** TASK OBJECTIVE **
Repeat, line for line, the entries printed below.
★ ★ ★ ★ ★
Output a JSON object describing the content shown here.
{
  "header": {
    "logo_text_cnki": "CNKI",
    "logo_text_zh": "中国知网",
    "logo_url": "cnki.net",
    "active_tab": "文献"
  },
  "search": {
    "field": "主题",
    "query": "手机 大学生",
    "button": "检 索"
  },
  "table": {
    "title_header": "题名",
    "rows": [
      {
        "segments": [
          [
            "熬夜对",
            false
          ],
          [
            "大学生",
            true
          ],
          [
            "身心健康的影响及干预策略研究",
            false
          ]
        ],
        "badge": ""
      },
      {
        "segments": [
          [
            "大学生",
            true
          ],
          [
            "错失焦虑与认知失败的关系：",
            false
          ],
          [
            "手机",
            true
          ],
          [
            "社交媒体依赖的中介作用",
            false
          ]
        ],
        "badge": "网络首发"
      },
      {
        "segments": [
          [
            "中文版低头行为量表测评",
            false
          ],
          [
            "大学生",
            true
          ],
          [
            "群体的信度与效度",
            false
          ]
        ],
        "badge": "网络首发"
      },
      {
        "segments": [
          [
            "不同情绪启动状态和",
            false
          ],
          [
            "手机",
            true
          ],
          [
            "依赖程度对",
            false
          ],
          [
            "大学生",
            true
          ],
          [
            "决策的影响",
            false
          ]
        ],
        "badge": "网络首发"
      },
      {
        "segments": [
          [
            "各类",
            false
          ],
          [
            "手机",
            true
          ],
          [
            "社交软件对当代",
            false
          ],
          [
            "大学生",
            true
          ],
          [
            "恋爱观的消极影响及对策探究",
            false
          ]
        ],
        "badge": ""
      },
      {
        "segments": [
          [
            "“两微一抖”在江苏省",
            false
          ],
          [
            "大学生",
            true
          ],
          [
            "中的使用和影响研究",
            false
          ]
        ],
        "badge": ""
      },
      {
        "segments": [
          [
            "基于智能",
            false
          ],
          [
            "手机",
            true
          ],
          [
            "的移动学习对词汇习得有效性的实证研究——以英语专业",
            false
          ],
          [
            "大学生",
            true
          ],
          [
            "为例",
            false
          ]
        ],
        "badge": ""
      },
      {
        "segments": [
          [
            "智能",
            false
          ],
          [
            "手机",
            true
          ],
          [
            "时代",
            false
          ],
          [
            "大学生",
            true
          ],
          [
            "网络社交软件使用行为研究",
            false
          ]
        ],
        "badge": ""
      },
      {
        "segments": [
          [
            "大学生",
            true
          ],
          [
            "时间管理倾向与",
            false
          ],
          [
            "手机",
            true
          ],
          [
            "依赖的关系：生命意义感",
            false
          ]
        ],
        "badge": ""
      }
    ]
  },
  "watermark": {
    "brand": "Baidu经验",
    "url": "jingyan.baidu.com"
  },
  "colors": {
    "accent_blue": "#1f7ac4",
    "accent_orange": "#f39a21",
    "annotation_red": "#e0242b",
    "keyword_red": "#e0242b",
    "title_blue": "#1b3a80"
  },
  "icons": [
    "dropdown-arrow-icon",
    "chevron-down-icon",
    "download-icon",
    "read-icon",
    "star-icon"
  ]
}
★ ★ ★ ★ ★
** OUTPUT BELOW **
Output a JSON object describing the content shown here.
{
  "header": {
    "logo_text_cnki": "CNKI",
    "logo_text_zh": "中国知网",
    "logo_url": "cnki.net",
    "active_tab": "文献"
  },
  "search": {
    "field": "主题",
    "query": "手机 大学生",
    "button": "检 索"
  },
  "table": {
    "title_header": "题名",
    "rows": [
      {
        "segments": [
          [
            "熬夜对",
            false
          ],
          [
            "大学生",
            true
          ],
          [
            "身心健康的影响及干预策略研究",
            false
          ]
        ],
        "badge": ""
      },
      {
        "segments": [
          [
            "大学生",
            true
          ],
          [
            "错失焦虑与认知失败的关系：",
            false
          ],
          [
            "手机",
            true
          ],
          [
            "社交媒体依赖的中介作用",
            false
          ]
        ],
        "badge": "网络首发"
      },
      {
        "segments": [
          [
            "中文版低头行为量表测评",
            false
          ],
          [
            "大学生",
            true
          ],
          [
            "群体的信度与效度",
            false
          ]
        ],
        "badge": "网络首发"
      },
      {
        "segments": [
          [
            "不同情绪启动状态和",
            false
          ],
          [
            "手机",
            true
          ],
          [
            "依赖程度对",
            false
          ],
          [
            "大学生",
            true
          ],
          [
            "决策的影响",
            false
          ]
        ],
        "badge": "网络首发"
      },
      {
        "segments": [
          [
            "各类",
            false
          ],
          [
            "手机",
            true
          ],
          [
            "社交软件对当代",
            false
          ],
          [
            "大学生",
            true
          ],
          [
            "恋爱观的消极影响及对策探究",
            false
          ]
        ],
        "badge": ""
      },
      {
        "segments": [
          [
            "“两微一抖”在江苏省",
            false
          ],
          [
            "大学生",
            true
          ],
          [
            "中的使用和影响研究",
            false
          ]
        ],
        "badge": ""
      },
      {
        "segments": [
          [
            "基于智能",
            false
          ],
          [
            "手机",
            true
          ],
          [
            "的移动学习对词汇习得有效性的实证研究——以英语专业",
            false
          ],
          [
            "大学生",
            true
          ],
          [
            "为例",
            false
          ]
        ],
        "badge": ""
      },
      {
        "segments": [
          [
            "智能",
            false
          ],
          [
            "手机",
            true
          ],
          [
            "时代",
            false
          ],
          [
            "大学生",
            true
          ],
          [
            "网络社交软件使用行为研究",
            false
          ]
        ],
        "badge": ""
      },
      {
        "segments": [
          [
            "大学生",
            true
          ],
          [
            "时间管理倾向与",
            false
          ],
          [
            "手机",
            true
          ],
          [
            "依赖的关系：生命意义感",
            false
          ]
        ],
        "badge": ""
      }
    ]
  },
  "watermark": {
    "brand": "Baidu经验",
    "url": "jingyan.baidu.com"
  },
  "colors": {
    "accent_blue": "#1f7ac4",
    "accent_orange": "#f39a21",
    "annotation_red": "#e0242b",
    "keyword_red": "#e0242b",
    "title_blue": "#1b3a80"
  },
  "icons": [
    "dropdown-arrow-icon",
    "chevron-down-icon",
    "download-icon",
    "read-icon",
    "star-icon"
  ]
}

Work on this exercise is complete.